Spasmolytic activity: Activity was demonstrated when tested in vitro on isolated guinea pig ileum.


Wound-healing activity: A titrated extract of Centella asiatica (TECA), containing asiatic acid, madecassic acid and asiaticoside, and its separate components were evaluated for their effects in the wound chamber model. TECA-injected wound chambers were characterised by increased dry weight, DNA, total protein, collagen and uronic acid contents. Peptidic hydroxyproline was also increased, showing an increased remodelling of the collagen matrix in the wound.
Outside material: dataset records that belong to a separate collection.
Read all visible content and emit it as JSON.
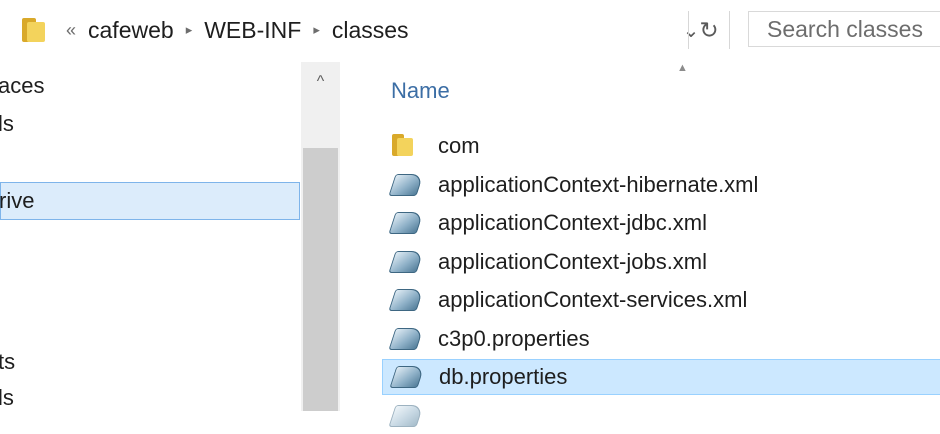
{
  "address_bar": {
    "overflow_chevron": "«",
    "breadcrumbs": [
      "cafeweb",
      "WEB-INF",
      "classes"
    ],
    "separator": "▸",
    "dropdown_glyph": "⌄",
    "refresh_glyph": "↻"
  },
  "search": {
    "placeholder": "Search classes"
  },
  "nav_pane": {
    "items": [
      {
        "label": "aces",
        "selected": false
      },
      {
        "label": "ls",
        "selected": false
      },
      {
        "label": "rive",
        "selected": true
      },
      {
        "label": "ts",
        "selected": false
      },
      {
        "label": "ls",
        "selected": false
      }
    ],
    "scroll_up_glyph": "^"
  },
  "file_list": {
    "column_header": "Name",
    "sort_glyph": "▲",
    "rows": [
      {
        "name": "com",
        "type": "folder",
        "selected": false
      },
      {
        "name": "applicationContext-hibernate.xml",
        "type": "file",
        "selected": false
      },
      {
        "name": "applicationContext-jdbc.xml",
        "type": "file",
        "selected": false
      },
      {
        "name": "applicationContext-jobs.xml",
        "type": "file",
        "selected": false
      },
      {
        "name": "applicationContext-services.xml",
        "type": "file",
        "selected": false
      },
      {
        "name": "c3p0.properties",
        "type": "file",
        "selected": false
      },
      {
        "name": "db.properties",
        "type": "file",
        "selected": true
      }
    ]
  },
  "colors": {
    "selection_bg": "#cce8ff",
    "selection_border": "#99d1ff",
    "header_text": "#3c6ea5",
    "folder_yellow": "#f3d35c"
  }
}
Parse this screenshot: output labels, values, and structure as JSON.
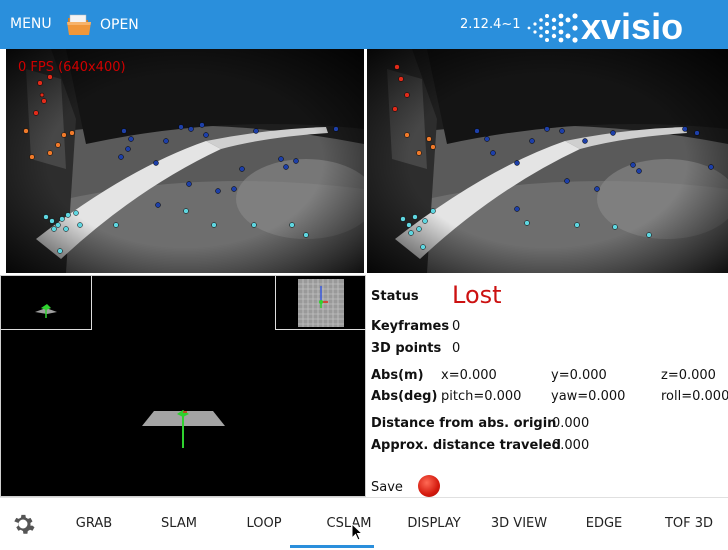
{
  "topbar": {
    "menu_label": "MENU",
    "open_label": "OPEN",
    "version": "2.12.4~1",
    "logo_text": "xvisio",
    "accent_color": "#2a8fdc"
  },
  "camera": {
    "fps_text": "0 FPS (640x400)"
  },
  "status": {
    "status_label": "Status",
    "status_value": "Lost",
    "keyframes_label": "Keyframes",
    "keyframes_value": "0",
    "points_label": "3D points",
    "points_value": "0",
    "abs_m_label": "Abs(m)",
    "x_value": "x=0.000",
    "y_value": "y=0.000",
    "z_value": "z=0.000",
    "abs_deg_label": "Abs(deg)",
    "pitch_value": "pitch=0.000",
    "yaw_value": "yaw=0.000",
    "roll_value": "roll=0.000",
    "dist_origin_label": "Distance from abs. origin",
    "dist_origin_value": "0.000",
    "dist_traveled_label": "Approx. distance traveled",
    "dist_traveled_value": "0.000",
    "save_label": "Save"
  },
  "tabs": [
    {
      "label": "GRAB"
    },
    {
      "label": "SLAM"
    },
    {
      "label": "LOOP"
    },
    {
      "label": "CSLAM"
    },
    {
      "label": "DISPLAY"
    },
    {
      "label": "3D VIEW"
    },
    {
      "label": "EDGE"
    },
    {
      "label": "TOF 3D"
    }
  ],
  "icons": {
    "settings": "gear-icon",
    "open": "folder-icon",
    "record": "record-icon"
  }
}
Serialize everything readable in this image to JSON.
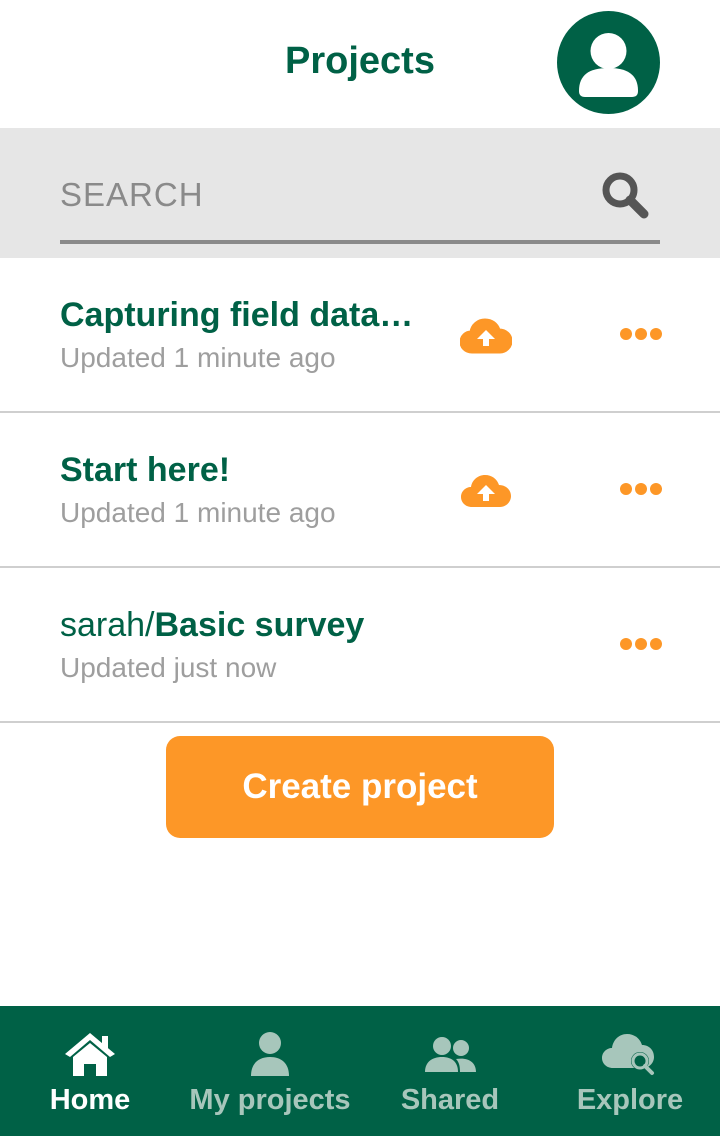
{
  "header": {
    "title": "Projects"
  },
  "search": {
    "placeholder": "SEARCH",
    "value": ""
  },
  "projects": [
    {
      "namespace": "",
      "name": "Capturing field data with Mergin Maps",
      "display_name": "Capturing field data…",
      "updated": "Updated 1 minute ago",
      "has_upload": true
    },
    {
      "namespace": "",
      "name": "Start here!",
      "updated": "Updated 1 minute ago",
      "has_upload": true
    },
    {
      "namespace": "sarah/",
      "name": "Basic survey",
      "updated": "Updated just now",
      "has_upload": false
    }
  ],
  "create_button": {
    "label": "Create project"
  },
  "nav": {
    "items": [
      {
        "label": "Home",
        "icon": "home-icon",
        "active": true
      },
      {
        "label": "My projects",
        "icon": "person-icon",
        "active": false
      },
      {
        "label": "Shared",
        "icon": "people-icon",
        "active": false
      },
      {
        "label": "Explore",
        "icon": "cloud-search-icon",
        "active": false
      }
    ]
  },
  "colors": {
    "brand_green": "#006146",
    "accent_orange": "#fd9727",
    "muted_text": "#9e9e9e",
    "search_bg": "#e6e6e6",
    "nav_inactive": "#a7c6bb"
  }
}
The three purified components ofTECA were all able to reproduce the effects of the complete drug. The activity of asiaticoside was studied in normal and delayed-type wound healing. In guinea pig punch wounds topical applications of a 0.2% solution of asiaticoside produced a 56% increase in hydroxyproline, 57% increase in tensile strength, increased collagen content and improved epithelialisation. In streptozotocin-diabetic rats, where healing is delayed, topical application of a 0.4% solution of asiaticoside over punch wounds increased hydroxyproline content, tensile strength, collagen content and epithelialisation, thereby facilitating healing. Asiaticoside was also active by the oral route at 1 mg/kg and is thought to be the main active constituent of Centella asiatica. Asiaticoside enhanced antioxidant levels at an initial stage of wound healing which may be an important contributory factor in the healing properties of this constituent. The extract also protected skin against radiation injury.


Immunomodulatory activity: An alcoholic extract showed stimulatory effect on the reticuloendothelial system (RES) in mice and an in vitro study of the aq ueous extract demonstrated a positive effect on both the classic and alternative pathways of complement activation.


Antitubercular activity: An injection of 0.5 ml of a 4% solution of hydroxyasiaticoside was given in guinea pigs, inoculated 15 days preyiously with tubercle bacillus. It reduced the number of tubercular lesions in the liver, lungs, nerve ganglions and spleen and decreased the volume of the spleen over that of untreated control animals, thereby displaying antitubercular activity.


Psychoneurological activity: The alcoholic extract, when given orally to rats and mice treated with phenobarbitone, significantly prolonged sleeping time. In the maximum electroshock-induced convulsion test in rats, it significantly reduced the duration of individual convulsions. In a behavioural test it reduced the duration of the immobility phase, indicating sedative, antidepressive and analgesic actions.


Antimicrobial activity: Asiaticoside at a concentration of 10 mglml showed antibacterial activity against Pseudomonas pyocyaneus and Trichoderma mentagrophytes.


Antiviral activity: The alcoholic extract showed antiviral activity against Herpes simplex type II virus.


Antilarval activity: A new triterpenoid glycoside 3-0-[ a- L-arabinopyranosyl] 2a,3 p, 6p ,23a - tetrahydroxyurs-12-ene- 28-oic acid exhibited dose-dependent growth inhibitory activity against larvae of Spilarctia obliqua.


Safety profile

The maximum tolerated dose of a 50% alcoholic extract in mice was found to be ? 250 mglkg. Allergic contact dermatitis and r photosensitivity have been reported after topical application.s Occasional burning pain . following injections, or the local application of powder, has been reported.


Dosage

  • Dried leaves: 0.6 g
  • Extract: 60 mg/day

Ayurvedic properties

  • Guna: Laghu (light)
  • Rasa: Tikta (bitter),
  • kashaya (astringent)
  • Veerya: Shita (cold)
  • Vipaka: Katu (pungent)

Dosha: Balances kapha and pitta